The Boston Globe and The Sports Museum have teamed up to provide occasional looks back at the good old days of Boston sports, featuring the responses to prompts posted on the museum’s Facebook page from Rusty Sullivan, the museum’s executive director.
On June 9, 1946, Ted Williams hit a mammoth home run into the Fenway bleachers, landing way up in Section 42 and breaking the straw hat of one Mr. Joseph Boucher. The blast continues to be celebrated today with the famous red seat. It was a vintage Ted moment and a great home run, for sure. What are some of your favorite home runs in Boston Red Sox history — and why?
▪ Tony C on two Opening Days. A home run in his first Fenway Park at-bat in 1964 and a home run in Baltimore in his comeback season in 1969. Both were remarkable.
▪ Who could forget Pudge Fisk’s walkoff home run in Game 6 against the Reds in the 1975 World Series?
▪ Fisk, Game 6, 1975 World Series; Don Baylor and Dave Henderson, Game 5, 1986 ALCS.
▪ Fisk Game 6, Ortiz ’04, Mookie’s 13-pitch grand slam.
▪ Of those I’ve seen live, five stand out: Bernie Carbo and Carlton Fisk vs. the Reds in ’75 World Series, Trot Nixon vs. Oakland in 2003 ALDS; J.D. Drew (grand slam) vs. Cleveland in 2007 ALCS; and David Ortiz (grand slam) vs. Detroit in 2013 ALCS. Honorable mention: Saw Mark McGwire hit one onto the roof at Tiger Stadium.
▪ Watching Jim Rice’s home runs that cleared the Green Monster screen or his moon shots over the CF wall. Mark McGwire during the Home Run Derby in ’99 was also memorable. But the most amazing home run I saw was in 1977 when Dave Kingman, who had just been acquired by the Yankees, hit a ball off of Reggie Cleveland that went over the left-field light tower into the night.
▪ In terms of the longest I’ve seen, I’ve been at two three-home run games at Fenway, Rice in 1977 and McGwire in 1995. Each of them hit titanic shots. Rice’s second home run was a line drive that was still rising when it barely cleared the top of the screen in left-center. McGwire’s third landed at the back of the parking deck across the street. That one was probably the longest I’ve seen.
As for most important, though, I witnessed Mark Bellhorn’s game-winner off the foul pole in Game 1 of the 2004 World Series.

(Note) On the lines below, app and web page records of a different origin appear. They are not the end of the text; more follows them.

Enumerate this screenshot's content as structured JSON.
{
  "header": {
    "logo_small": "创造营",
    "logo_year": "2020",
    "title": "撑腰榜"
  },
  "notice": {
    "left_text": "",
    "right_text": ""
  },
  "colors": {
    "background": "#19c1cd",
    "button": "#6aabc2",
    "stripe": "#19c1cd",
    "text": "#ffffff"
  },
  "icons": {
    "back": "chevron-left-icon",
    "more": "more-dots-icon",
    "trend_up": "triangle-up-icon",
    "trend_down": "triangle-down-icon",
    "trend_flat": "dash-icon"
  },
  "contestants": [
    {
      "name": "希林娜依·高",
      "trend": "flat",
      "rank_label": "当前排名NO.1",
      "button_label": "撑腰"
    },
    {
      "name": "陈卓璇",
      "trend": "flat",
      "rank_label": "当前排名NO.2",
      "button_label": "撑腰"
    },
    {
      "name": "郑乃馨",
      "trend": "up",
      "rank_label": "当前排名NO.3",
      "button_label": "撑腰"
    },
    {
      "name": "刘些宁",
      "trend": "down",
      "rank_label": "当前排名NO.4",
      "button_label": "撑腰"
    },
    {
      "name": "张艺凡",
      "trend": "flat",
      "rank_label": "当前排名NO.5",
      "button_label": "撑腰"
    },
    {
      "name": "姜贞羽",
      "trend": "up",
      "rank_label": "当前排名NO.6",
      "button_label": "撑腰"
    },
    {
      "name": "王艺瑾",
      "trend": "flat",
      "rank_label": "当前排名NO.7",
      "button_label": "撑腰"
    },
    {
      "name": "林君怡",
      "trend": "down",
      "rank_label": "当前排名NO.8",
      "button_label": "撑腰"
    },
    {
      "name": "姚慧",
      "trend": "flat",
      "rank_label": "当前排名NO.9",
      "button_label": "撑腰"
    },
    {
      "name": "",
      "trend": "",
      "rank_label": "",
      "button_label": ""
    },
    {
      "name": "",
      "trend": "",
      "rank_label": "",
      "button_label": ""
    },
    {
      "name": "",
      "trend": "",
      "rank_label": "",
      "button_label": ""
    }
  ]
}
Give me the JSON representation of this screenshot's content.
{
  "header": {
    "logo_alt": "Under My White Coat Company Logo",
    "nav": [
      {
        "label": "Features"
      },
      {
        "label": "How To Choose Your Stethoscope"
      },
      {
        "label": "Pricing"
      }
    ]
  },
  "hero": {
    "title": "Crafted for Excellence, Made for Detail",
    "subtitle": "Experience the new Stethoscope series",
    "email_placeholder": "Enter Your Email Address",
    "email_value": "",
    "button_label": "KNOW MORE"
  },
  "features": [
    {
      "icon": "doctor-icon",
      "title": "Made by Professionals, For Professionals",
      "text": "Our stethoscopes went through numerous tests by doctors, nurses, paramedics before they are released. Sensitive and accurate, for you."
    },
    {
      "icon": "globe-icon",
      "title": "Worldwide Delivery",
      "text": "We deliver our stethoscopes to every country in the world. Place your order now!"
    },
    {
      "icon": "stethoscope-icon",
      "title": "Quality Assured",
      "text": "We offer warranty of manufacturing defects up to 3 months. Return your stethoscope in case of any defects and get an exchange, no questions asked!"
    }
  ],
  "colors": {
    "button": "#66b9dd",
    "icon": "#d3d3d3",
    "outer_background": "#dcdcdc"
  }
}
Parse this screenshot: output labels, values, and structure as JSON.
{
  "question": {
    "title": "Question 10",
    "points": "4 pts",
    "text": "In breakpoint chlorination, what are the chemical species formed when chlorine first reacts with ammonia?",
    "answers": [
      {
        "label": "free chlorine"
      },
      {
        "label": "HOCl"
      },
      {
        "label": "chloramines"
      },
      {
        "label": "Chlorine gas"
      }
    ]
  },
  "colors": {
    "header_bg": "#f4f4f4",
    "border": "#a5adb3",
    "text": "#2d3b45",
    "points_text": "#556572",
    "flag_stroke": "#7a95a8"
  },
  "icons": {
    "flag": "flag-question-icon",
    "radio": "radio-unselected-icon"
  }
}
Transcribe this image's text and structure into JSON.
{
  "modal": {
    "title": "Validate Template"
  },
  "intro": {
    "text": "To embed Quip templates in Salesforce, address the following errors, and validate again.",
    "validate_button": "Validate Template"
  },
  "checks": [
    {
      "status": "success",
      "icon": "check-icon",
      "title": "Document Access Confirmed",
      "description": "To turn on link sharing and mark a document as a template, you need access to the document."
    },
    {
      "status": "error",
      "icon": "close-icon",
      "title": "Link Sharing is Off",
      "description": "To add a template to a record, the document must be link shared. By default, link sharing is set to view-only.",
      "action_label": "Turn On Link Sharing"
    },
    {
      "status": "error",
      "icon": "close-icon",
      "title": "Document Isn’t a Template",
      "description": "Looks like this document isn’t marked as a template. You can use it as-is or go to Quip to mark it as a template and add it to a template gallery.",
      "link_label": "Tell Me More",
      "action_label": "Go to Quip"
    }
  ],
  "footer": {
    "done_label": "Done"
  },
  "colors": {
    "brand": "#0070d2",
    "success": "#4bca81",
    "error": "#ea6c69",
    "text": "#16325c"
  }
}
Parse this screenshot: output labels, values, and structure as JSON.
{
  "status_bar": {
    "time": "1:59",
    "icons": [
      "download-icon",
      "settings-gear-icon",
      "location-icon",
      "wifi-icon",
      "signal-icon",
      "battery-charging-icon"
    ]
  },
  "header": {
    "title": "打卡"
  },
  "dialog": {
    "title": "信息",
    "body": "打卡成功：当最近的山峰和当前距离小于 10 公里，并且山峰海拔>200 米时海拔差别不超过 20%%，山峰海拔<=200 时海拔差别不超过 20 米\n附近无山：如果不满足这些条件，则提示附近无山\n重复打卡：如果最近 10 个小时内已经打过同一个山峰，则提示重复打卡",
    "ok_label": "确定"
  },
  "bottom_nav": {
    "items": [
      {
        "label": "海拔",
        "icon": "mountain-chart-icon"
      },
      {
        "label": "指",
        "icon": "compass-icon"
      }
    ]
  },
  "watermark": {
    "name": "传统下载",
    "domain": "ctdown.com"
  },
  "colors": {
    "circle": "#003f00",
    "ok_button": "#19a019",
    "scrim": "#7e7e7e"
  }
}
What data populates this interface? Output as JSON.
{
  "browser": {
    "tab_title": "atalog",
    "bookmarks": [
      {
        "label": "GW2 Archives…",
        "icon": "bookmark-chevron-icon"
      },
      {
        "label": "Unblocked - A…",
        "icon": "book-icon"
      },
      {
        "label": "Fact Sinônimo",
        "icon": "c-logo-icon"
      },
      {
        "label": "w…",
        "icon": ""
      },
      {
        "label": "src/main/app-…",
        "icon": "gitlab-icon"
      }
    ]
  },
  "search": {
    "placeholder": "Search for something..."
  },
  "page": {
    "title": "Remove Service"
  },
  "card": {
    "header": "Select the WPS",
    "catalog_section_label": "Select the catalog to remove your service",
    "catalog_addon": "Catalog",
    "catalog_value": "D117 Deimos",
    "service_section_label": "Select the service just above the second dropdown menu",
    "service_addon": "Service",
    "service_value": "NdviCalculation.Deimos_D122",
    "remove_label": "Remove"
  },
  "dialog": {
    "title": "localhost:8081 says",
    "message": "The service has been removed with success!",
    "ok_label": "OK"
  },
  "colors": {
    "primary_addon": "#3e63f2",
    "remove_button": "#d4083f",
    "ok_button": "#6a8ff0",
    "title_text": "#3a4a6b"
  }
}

I also feel privileged to have seen Hank Aaron (of the Brewers) homer against the Yankees in Shea Stadium in 1975, even though I was sitting in the top deck.
▪ How about the shot Bo Jackson hit? It hit the bricks in the bleachers above the seat a bit left of center.
▪ Fenway was fun before the wind was suppressed by the .406 Club. Now it’s more a doubles or triples park.
▪ Who else (as a lifelong Dodgers fan) — Gibby!! By the way, my season tickets to the Sox were in Section 42 (Row 25) and I would marvel at that red seat every time I went to a game.
▪ The greatest hitter of all time .406.
▪ Ted Williams . . . The best that ever was.